Aim of the exercise:
Render every entry exactly as it appears.

Items from an interface collection:
-=-=-=-=-

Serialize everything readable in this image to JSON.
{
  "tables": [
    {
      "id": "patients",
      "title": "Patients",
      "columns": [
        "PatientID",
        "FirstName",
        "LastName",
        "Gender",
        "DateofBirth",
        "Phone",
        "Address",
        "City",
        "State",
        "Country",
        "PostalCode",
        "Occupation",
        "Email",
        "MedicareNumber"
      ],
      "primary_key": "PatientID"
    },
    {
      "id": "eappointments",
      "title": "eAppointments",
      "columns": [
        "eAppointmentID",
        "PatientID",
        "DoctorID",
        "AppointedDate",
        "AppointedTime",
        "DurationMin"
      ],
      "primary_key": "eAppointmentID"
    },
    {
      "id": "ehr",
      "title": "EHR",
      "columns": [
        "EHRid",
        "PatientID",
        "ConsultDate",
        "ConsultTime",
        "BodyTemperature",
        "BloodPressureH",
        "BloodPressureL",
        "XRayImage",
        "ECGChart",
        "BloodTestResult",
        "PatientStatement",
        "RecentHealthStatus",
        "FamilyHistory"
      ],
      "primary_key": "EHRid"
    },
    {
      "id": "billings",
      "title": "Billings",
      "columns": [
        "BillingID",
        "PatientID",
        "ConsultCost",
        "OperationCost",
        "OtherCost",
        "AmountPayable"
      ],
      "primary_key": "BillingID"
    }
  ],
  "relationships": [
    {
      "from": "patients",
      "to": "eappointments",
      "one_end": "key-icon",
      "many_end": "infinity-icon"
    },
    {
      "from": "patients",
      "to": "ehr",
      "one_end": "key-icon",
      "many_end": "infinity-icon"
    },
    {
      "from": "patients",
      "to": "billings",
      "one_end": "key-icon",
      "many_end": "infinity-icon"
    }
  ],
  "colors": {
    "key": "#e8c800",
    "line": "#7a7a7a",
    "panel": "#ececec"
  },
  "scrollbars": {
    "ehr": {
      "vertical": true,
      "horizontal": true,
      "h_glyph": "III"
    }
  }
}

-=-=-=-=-

Result of this task:
Serialize everything readable in this image to JSON.
{
  "tables": [
    {
      "id": "patients",
      "title": "Patients",
      "columns": [
        "PatientID",
        "FirstName",
        "LastName",
        "Gender",
        "DateofBirth",
        "Phone",
        "Address",
        "City",
        "State",
        "Country",
        "PostalCode",
        "Occupation",
        "Email",
        "MedicareNumber"
      ],
      "primary_key": "PatientID"
    },
    {
      "id": "eappointments",
      "title": "eAppointments",
      "columns": [
        "eAppointmentID",
        "PatientID",
        "DoctorID",
        "AppointedDate",
        "AppointedTime",
        "DurationMin"
      ],
      "primary_key": "eAppointmentID"
    },
    {
      "id": "ehr",
      "title": "EHR",
      "columns": [
        "EHRid",
        "PatientID",
        "ConsultDate",
        "ConsultTime",
        "BodyTemperature",
        "BloodPressureH",
        "BloodPressureL",
        "XRayImage",
        "ECGChart",
        "BloodTestResult",
        "PatientStatement",
        "RecentHealthStatus",
        "FamilyHistory"
      ],
      "primary_key": "EHRid"
    },
    {
      "id": "billings",
      "title": "Billings",
      "columns": [
        "BillingID",
        "PatientID",
        "ConsultCost",
        "OperationCost",
        "OtherCost",
        "AmountPayable"
      ],
      "primary_key": "BillingID"
    }
  ],
  "relationships": [
    {
      "from": "patients",
      "to": "eappointments",
      "one_end": "key-icon",
      "many_end": "infinity-icon"
    },
    {
      "from": "patients",
      "to": "ehr",
      "one_end": "key-icon",
      "many_end": "infinity-icon"
    },
    {
      "from": "patients",
      "to": "billings",
      "one_end": "key-icon",
      "many_end": "infinity-icon"
    }
  ],
  "colors": {
    "key": "#e8c800",
    "line": "#7a7a7a",
    "panel": "#ececec"
  },
  "scrollbars": {
    "ehr": {
      "vertical": true,
      "horizontal": true,
      "h_glyph": "III"
    }
  }
}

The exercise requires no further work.